The trial had been underway for more than five weeks. The Guardian charged the Weekly with violating the state’s Unfair Practices Act, a Progressive-era law that bars a company from selling a product below cost for the purpose of destroying competition.  

Evidence produced in the trial showed clearly that the Weekly had been selling ads below cost. In fact, the paper had lost money every year since the New Times chain, now known as Village Voice Media, bought it in 1995.  

The Guardian produced extensive evidence that the Weekly and VVM were trying to injury the local competitor, including three witnesses who testified that they heard Mike Lacey, one of the two principals of New Times, vow to put the Guardian out of business.  

The evidence produced also showed numerous internal emails discussing the Weekly’s battle plans to take ads away from the Guardian.  

The Weekly’s lawyers ultimately admitted to below-cost sales, but said they had no intent to harm a competitor. However, members of the jury interviewed after the case believed otherwise. Kerstin Sjoquist, a local business owner and graduate student, said in an interview that “it felt overly predatory on the part of the Weekly” and that “the predatory intent trickled down from the top.”  

Juror Dan Babin said he found the testimony of the Guardian’s co-owners “very, very trustworthy. I found them very honest in their approach.”  

A juror who didn’t want to be named said there was little disagreement among the panel members over the question of intent.  

By all accounts, the jurors carefully weighed all the evidence in the case, deliberating for more than three days and going through what one juror described as “unraveling an onion.”  

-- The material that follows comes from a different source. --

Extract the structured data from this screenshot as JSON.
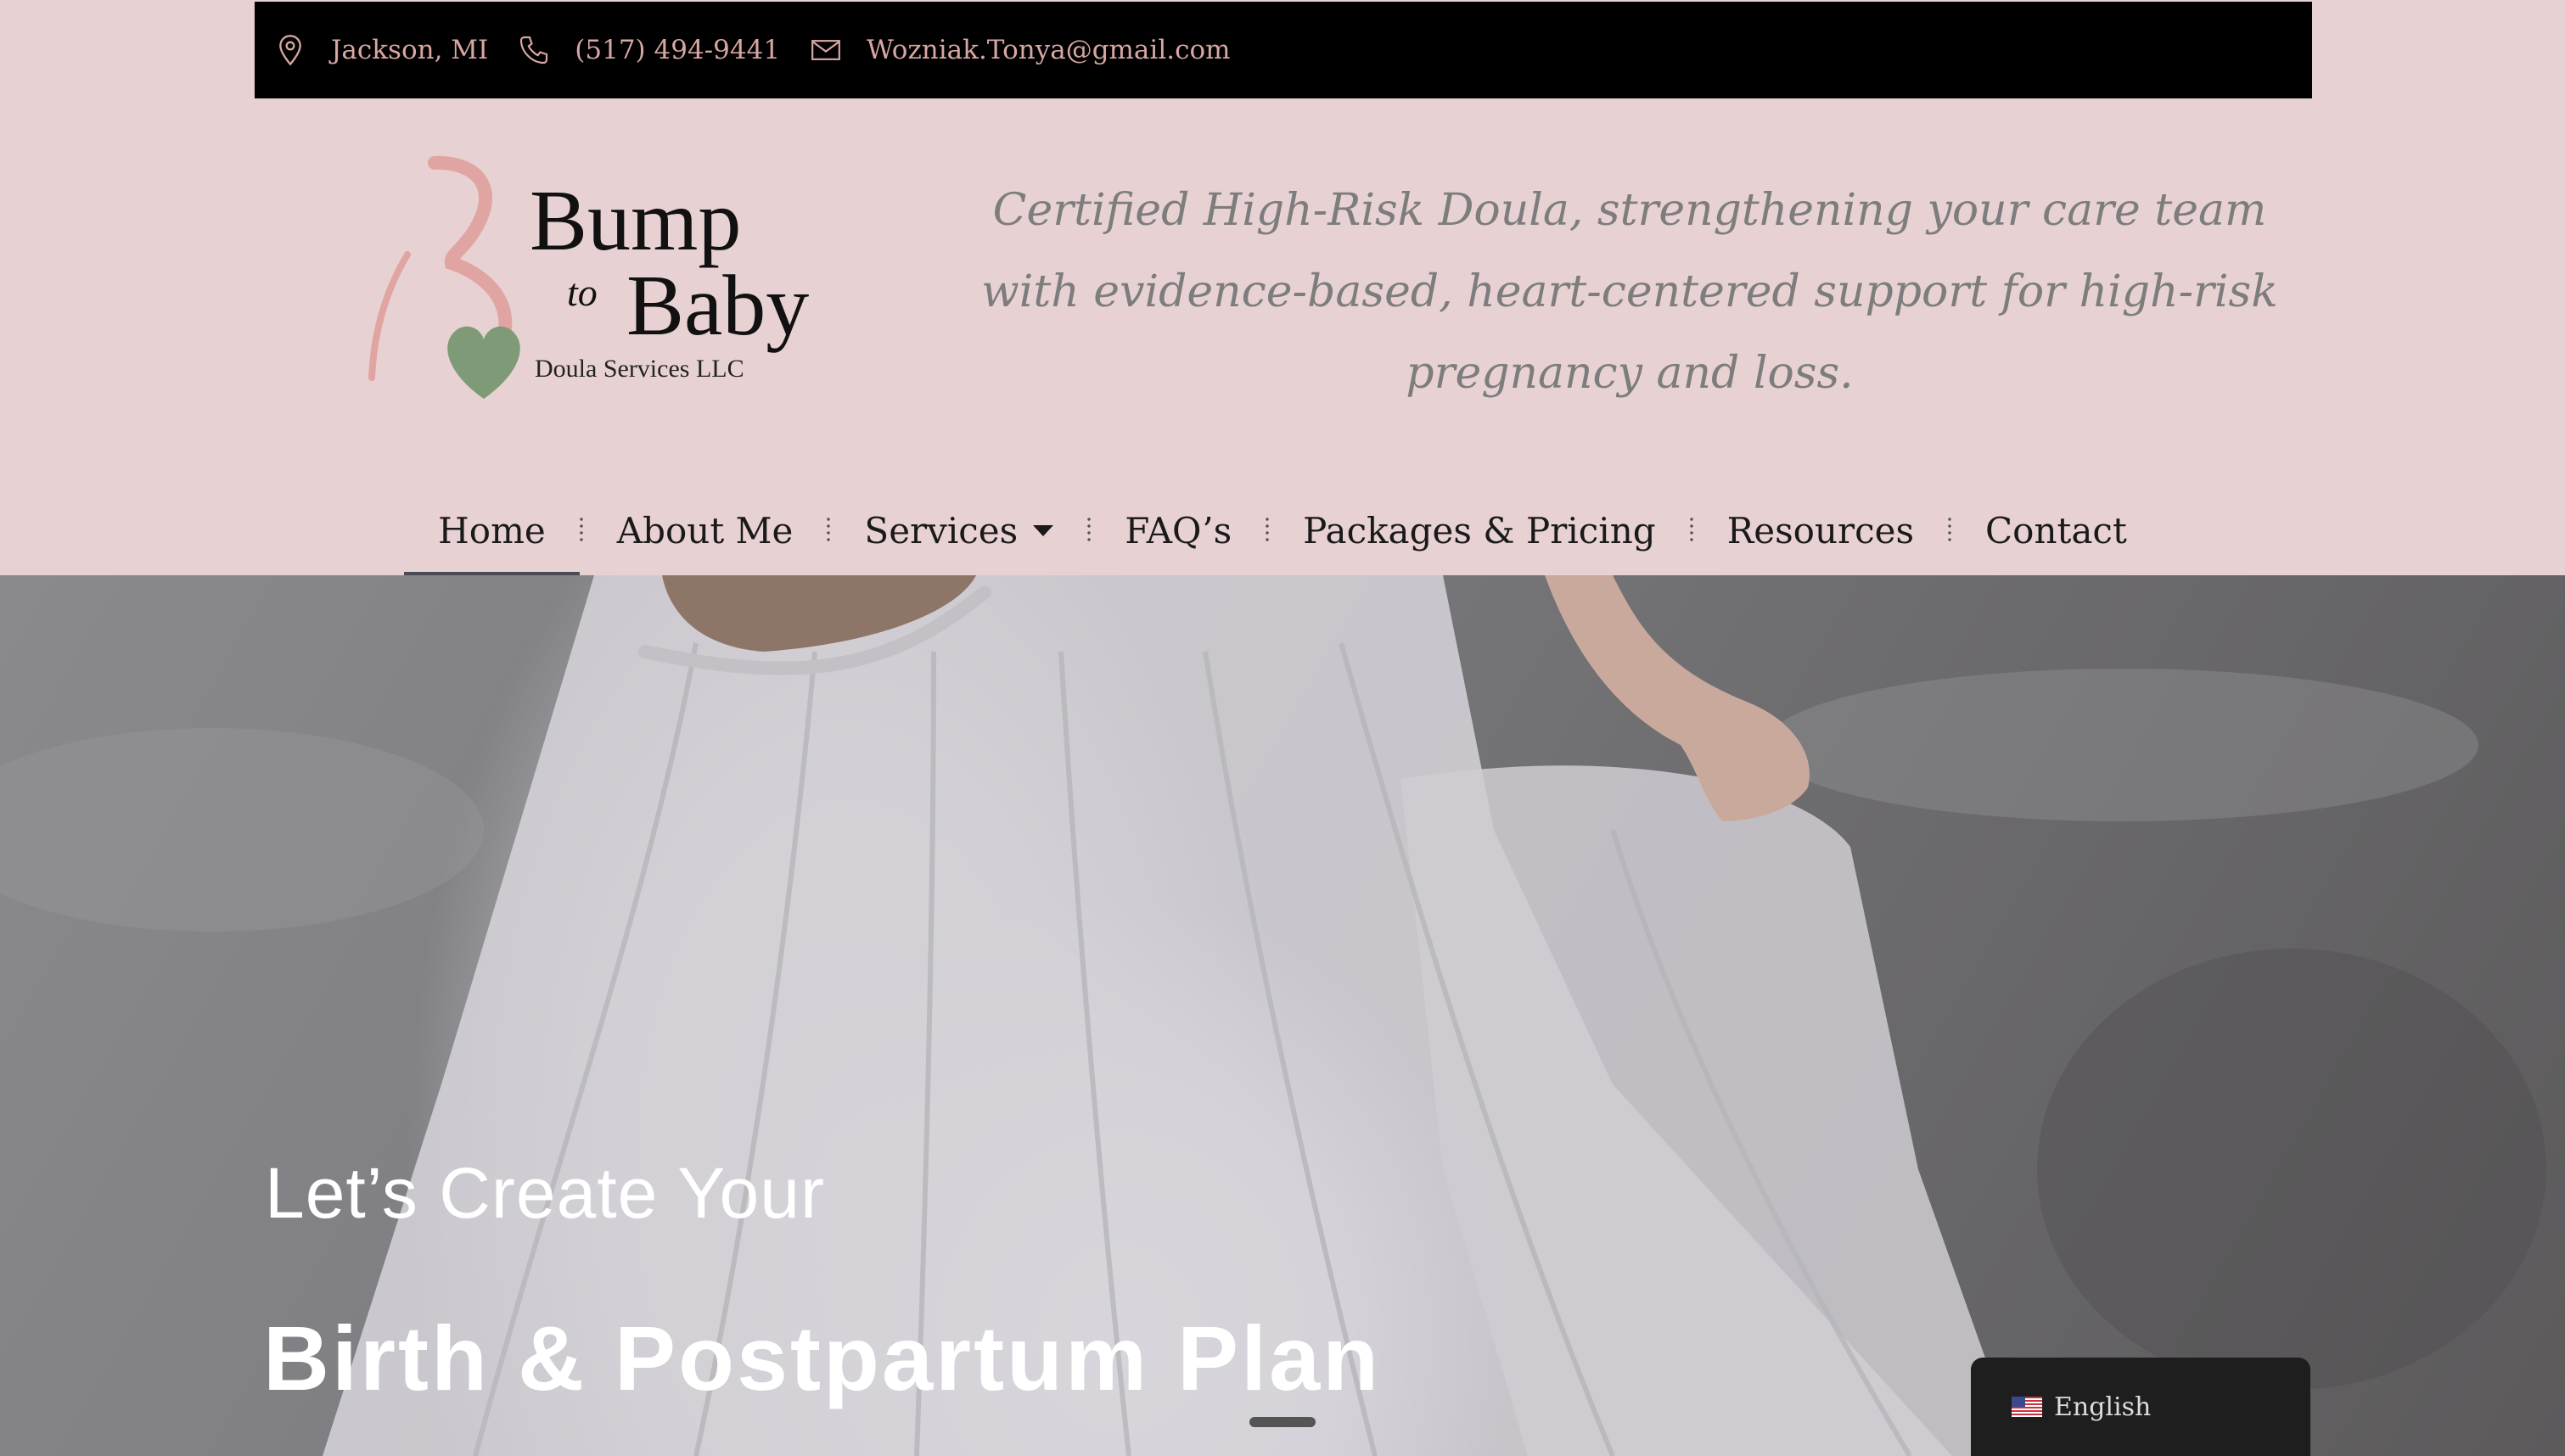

In the end, there was unanimous agreement that the Weekly had sold below cost, and 11 or the 12 jurors agreed that the paper had intended to harm competition.  

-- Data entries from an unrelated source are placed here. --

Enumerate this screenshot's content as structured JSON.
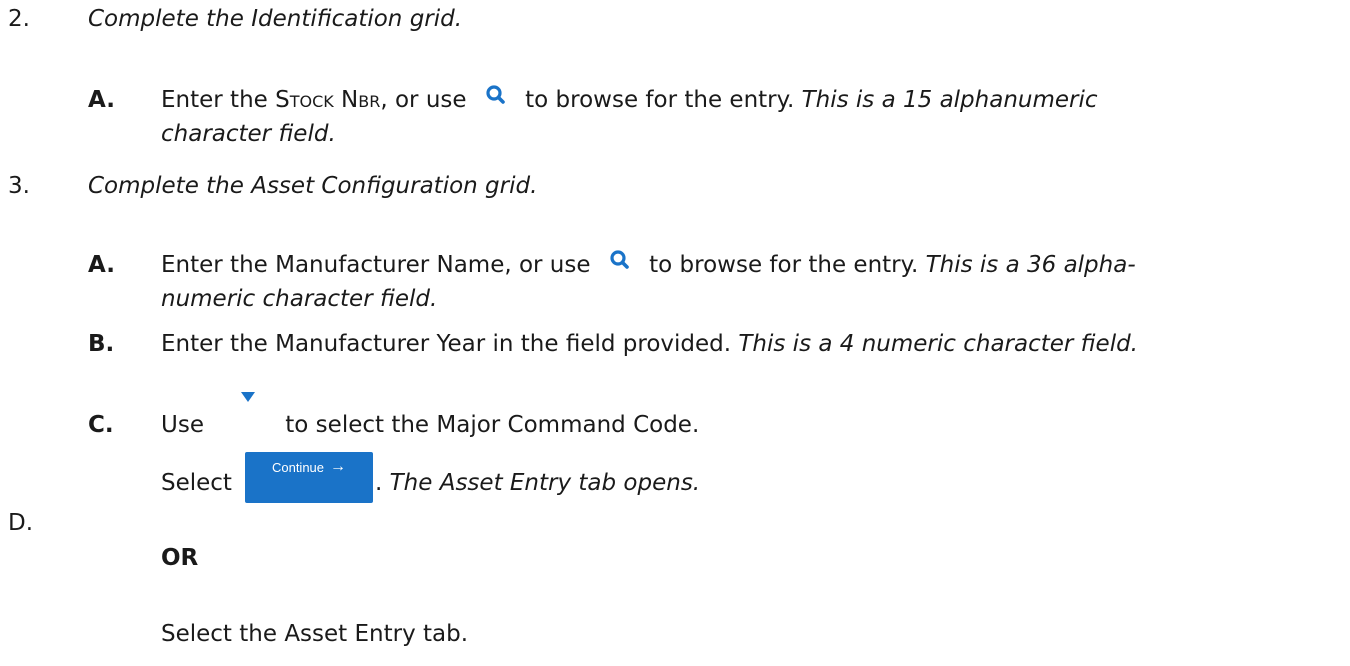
{
  "steps": [
    {
      "number": "2.",
      "title": "Complete the Identification grid.",
      "substeps": [
        {
          "letter": "A.",
          "text_before": "Enter the ",
          "field_name": "Stock Nbr",
          "text_mid": ", or use ",
          "icon": "search-icon",
          "text_after": " to browse for the entry. ",
          "note_line1": "This is a 15 alphanumeric",
          "note_line2": "character field."
        }
      ]
    },
    {
      "number": "3.",
      "title": "Complete the Asset Configuration grid.",
      "substeps": [
        {
          "letter": "A.",
          "text_before": "Enter the Manufacturer Name, or use ",
          "icon": "search-icon",
          "text_after": " to browse for the entry. ",
          "note_line1": "This is a 36 alpha-",
          "note_line2": "numeric character field."
        },
        {
          "letter": "B.",
          "text": "Enter the Manufacturer Year in the field provided. ",
          "note": "This is a 4 numeric character field."
        },
        {
          "letter": "C.",
          "text_before": "Use ",
          "icon": "dropdown-triangle-icon",
          "text_after": "to select the Major Command Code."
        },
        {
          "letter": "D.",
          "select_label": "Select ",
          "button_label": "Continue",
          "button_arrow": "→",
          "after_button": ". ",
          "result_note": "The Asset Entry tab opens.",
          "or_label": "OR",
          "alternative": "Select the Asset Entry tab."
        }
      ]
    }
  ],
  "colors": {
    "icon_blue": "#1a73c8",
    "button_blue": "#1a73c8"
  }
}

The jury ruled that New Times/VVM and the East Bay Express, which until recently was owned by VVM, were equally culpable in aiding the predatory sales.  

The Express is now an independent paper, and VVM is liable for any damages assessed against that publication.  

The jury foreperson handed the verdict to the court bailiff at 12:30 pm, and the clerk read the results to a packed and silent courtoom. As the various parts of the verdict were read, and it became obvious that the Weekly and VVM were liable for significant damages, Lacey could be heard mumbling “shit” over and over again.  

Lacey would not comment outside the courtroom and didn’t return our phone calls. But Kerr, in a brief interview, said he was “disappointed” with the jury decision. “We don’t believe the evidence supported the verdict,” he said, and vowed to file an appeal.  

The Guardian will now ask Judge Marla Miller to issue an injunction barring the Weekly from continued below-cost sales.  

VVM posted a lengthy statement on the web almost immediately after the verdict was announced, arguing that the Unfair Practices Act is flawed. The chain promised to seek to challenge the validity of that law on appeal.  

The process of appealing a case such as this can take years. But in the meantime, a San Francisco jury has sent a powerful message: Local businesses and local independent media matter – and big chains that try to use their deep pockets to squeeze the locals can be held to account. 


Tim Redmond is the executive editor of the San Francisco Bay Guardian